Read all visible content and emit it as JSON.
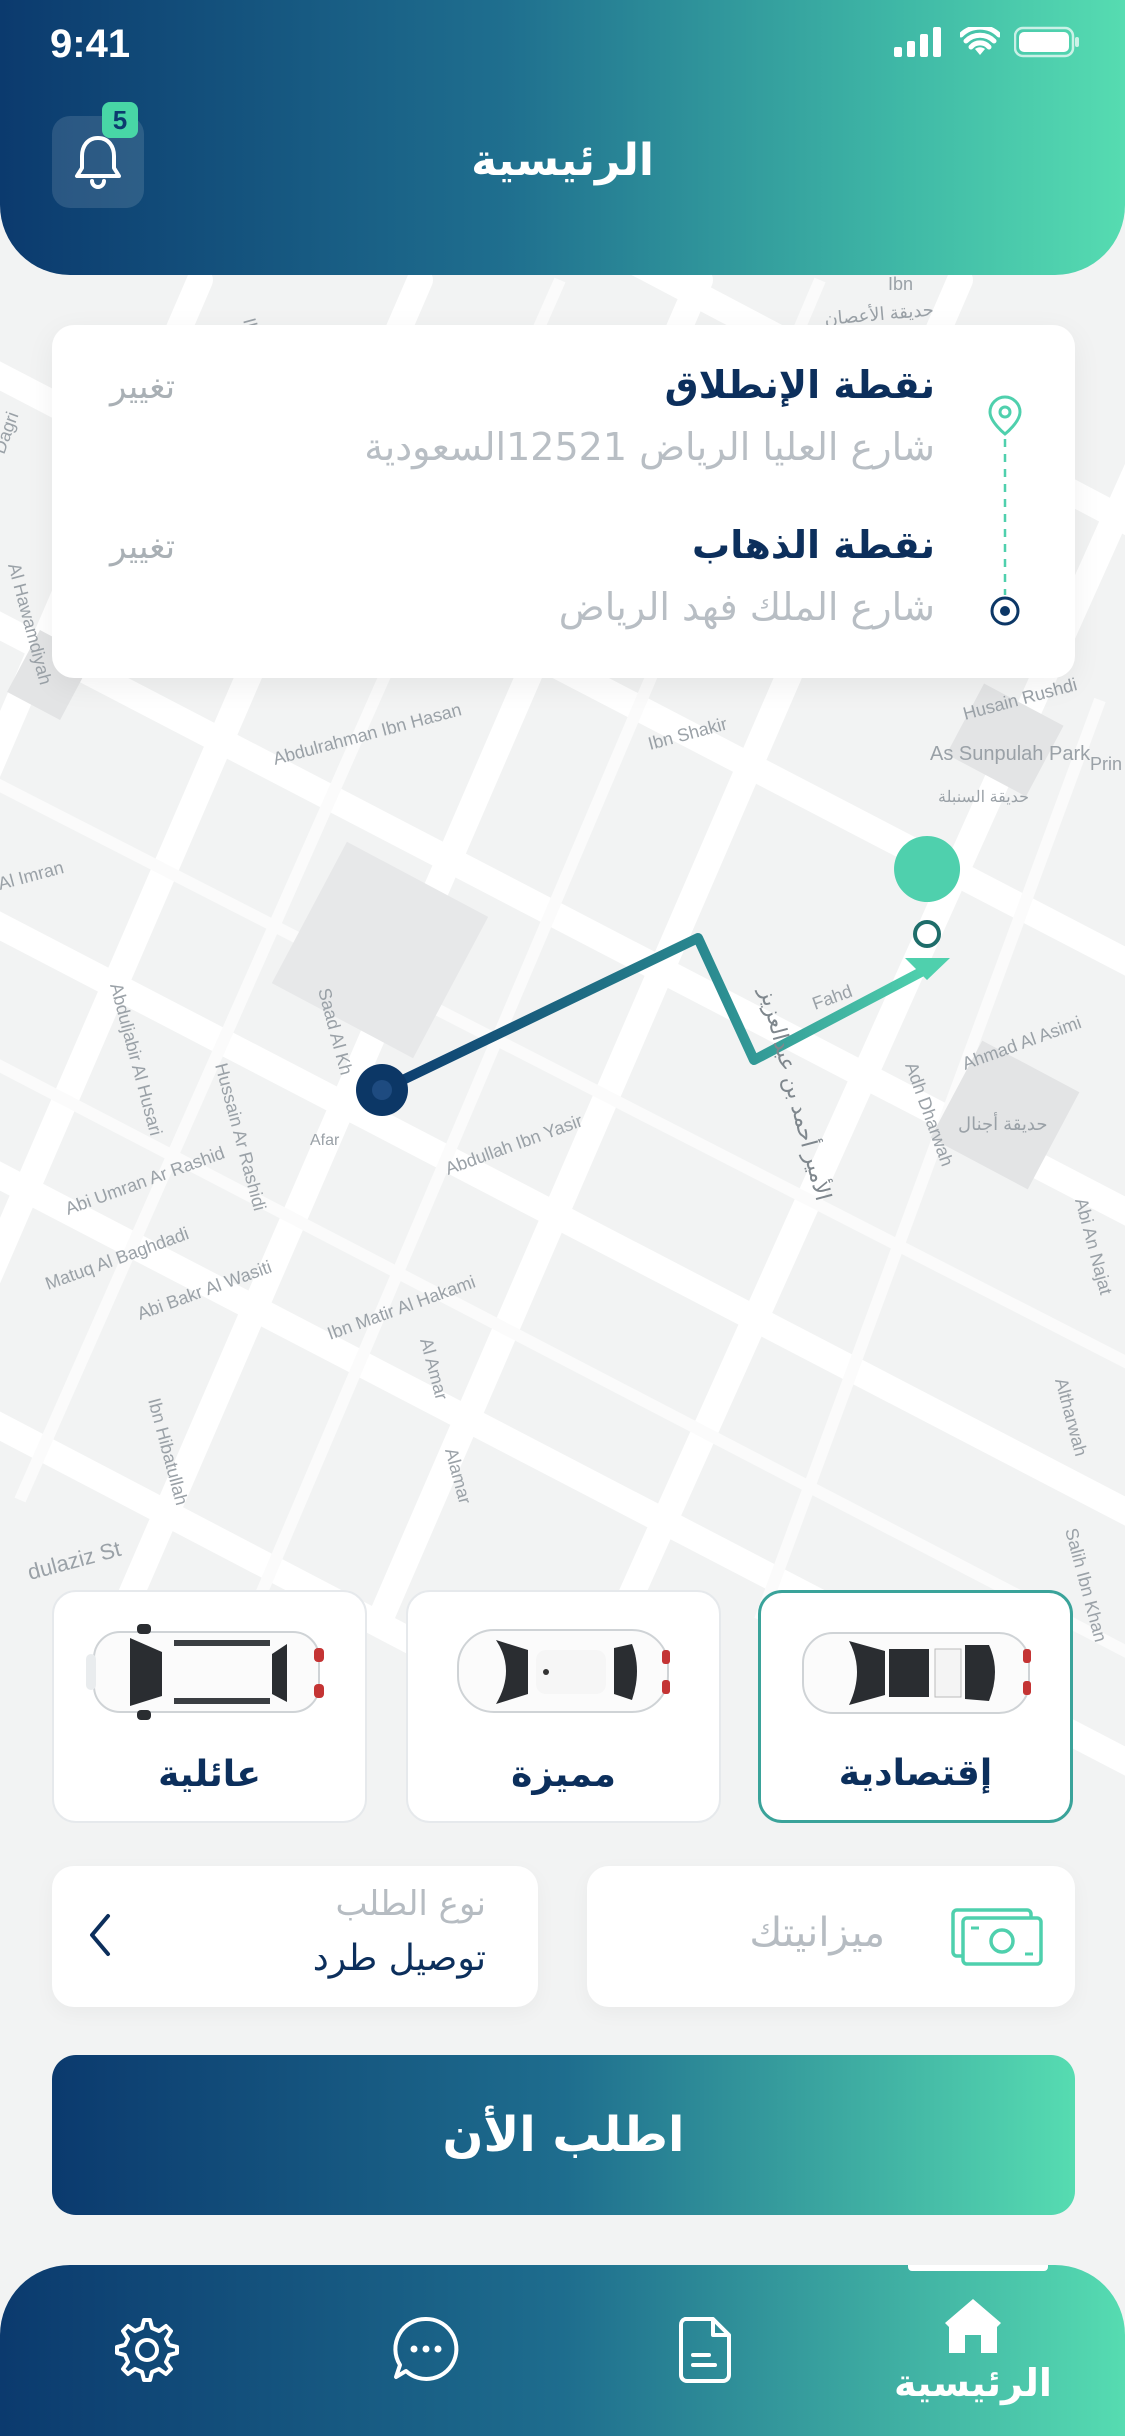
{
  "status_bar": {
    "time": "9:41"
  },
  "header": {
    "title": "الرئيسية",
    "notification_count": "5"
  },
  "location_card": {
    "pickup_title": "نقطة الإنطلاق",
    "pickup_address": "شارع العليا الرياض 12521السعودية",
    "dropoff_title": "نقطة الذهاب",
    "dropoff_address": "شارع الملك فهد الرياض",
    "change_label": "تغيير"
  },
  "vehicles": [
    {
      "name": "عائلية",
      "selected": false
    },
    {
      "name": "مميزة",
      "selected": false
    },
    {
      "name": "إقتصادية",
      "selected": true
    }
  ],
  "request_type": {
    "label": "نوع الطلب",
    "value": "توصيل طرد"
  },
  "budget": {
    "placeholder": "ميزانيتك"
  },
  "order_button": {
    "label": "اطلب الأن"
  },
  "bottom_nav": {
    "home_label": "الرئيسية"
  },
  "map_labels": [
    "Ibn M",
    "حديقة الأعصان",
    "Ibn",
    "Dagri",
    "Al Hawamdiyah",
    "Abdulrahman Ibn Hasan",
    "Ibn Shakir",
    "Husain Rushdi",
    "As Sunpulah Park",
    "حديقة السنبلة",
    "Prin",
    "Al Imran",
    "Saad Al Kh",
    "Abduljabir Al Husari",
    "Hussain Ar Rashidi",
    "Abi Umran Ar Rashid",
    "Abdullah Ibn Yasir",
    "Matuq Al Baghdadi",
    "Abi Bakr Al Wasiti",
    "Ibn Matir Al Hakami",
    "Adh Dharwah",
    "Ahmad Al Asimi",
    "حديقة أجنال",
    "Abi An Najat",
    "Al Amar",
    "Ibn Hibatullah",
    "dulaziz St",
    "Alamar",
    "Altharwah",
    "Salih Ibn Khan",
    "Afar",
    "الأمير أحمد بن عبدالعزيز",
    "Fahd"
  ]
}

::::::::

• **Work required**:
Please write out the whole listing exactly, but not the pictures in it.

• **Final answer**:
Read all visible content and emit it as JSON.
{
  "status_bar": {
    "time": "9:41"
  },
  "header": {
    "title": "الرئيسية",
    "notification_count": "5"
  },
  "location_card": {
    "pickup_title": "نقطة الإنطلاق",
    "pickup_address": "شارع العليا الرياض 12521السعودية",
    "dropoff_title": "نقطة الذهاب",
    "dropoff_address": "شارع الملك فهد الرياض",
    "change_label": "تغيير"
  },
  "vehicles": [
    {
      "name": "عائلية",
      "selected": false
    },
    {
      "name": "مميزة",
      "selected": false
    },
    {
      "name": "إقتصادية",
      "selected": true
    }
  ],
  "request_type": {
    "label": "نوع الطلب",
    "value": "توصيل طرد"
  },
  "budget": {
    "placeholder": "ميزانيتك"
  },
  "order_button": {
    "label": "اطلب الأن"
  },
  "bottom_nav": {
    "home_label": "الرئيسية"
  },
  "map_labels": [
    "Ibn M",
    "حديقة الأعصان",
    "Ibn",
    "Dagri",
    "Al Hawamdiyah",
    "Abdulrahman Ibn Hasan",
    "Ibn Shakir",
    "Husain Rushdi",
    "As Sunpulah Park",
    "حديقة السنبلة",
    "Prin",
    "Al Imran",
    "Saad Al Kh",
    "Abduljabir Al Husari",
    "Hussain Ar Rashidi",
    "Abi Umran Ar Rashid",
    "Abdullah Ibn Yasir",
    "Matuq Al Baghdadi",
    "Abi Bakr Al Wasiti",
    "Ibn Matir Al Hakami",
    "Adh Dharwah",
    "Ahmad Al Asimi",
    "حديقة أجنال",
    "Abi An Najat",
    "Al Amar",
    "Ibn Hibatullah",
    "dulaziz St",
    "Alamar",
    "Altharwah",
    "Salih Ibn Khan",
    "Afar",
    "الأمير أحمد بن عبدالعزيز",
    "Fahd"
  ]
}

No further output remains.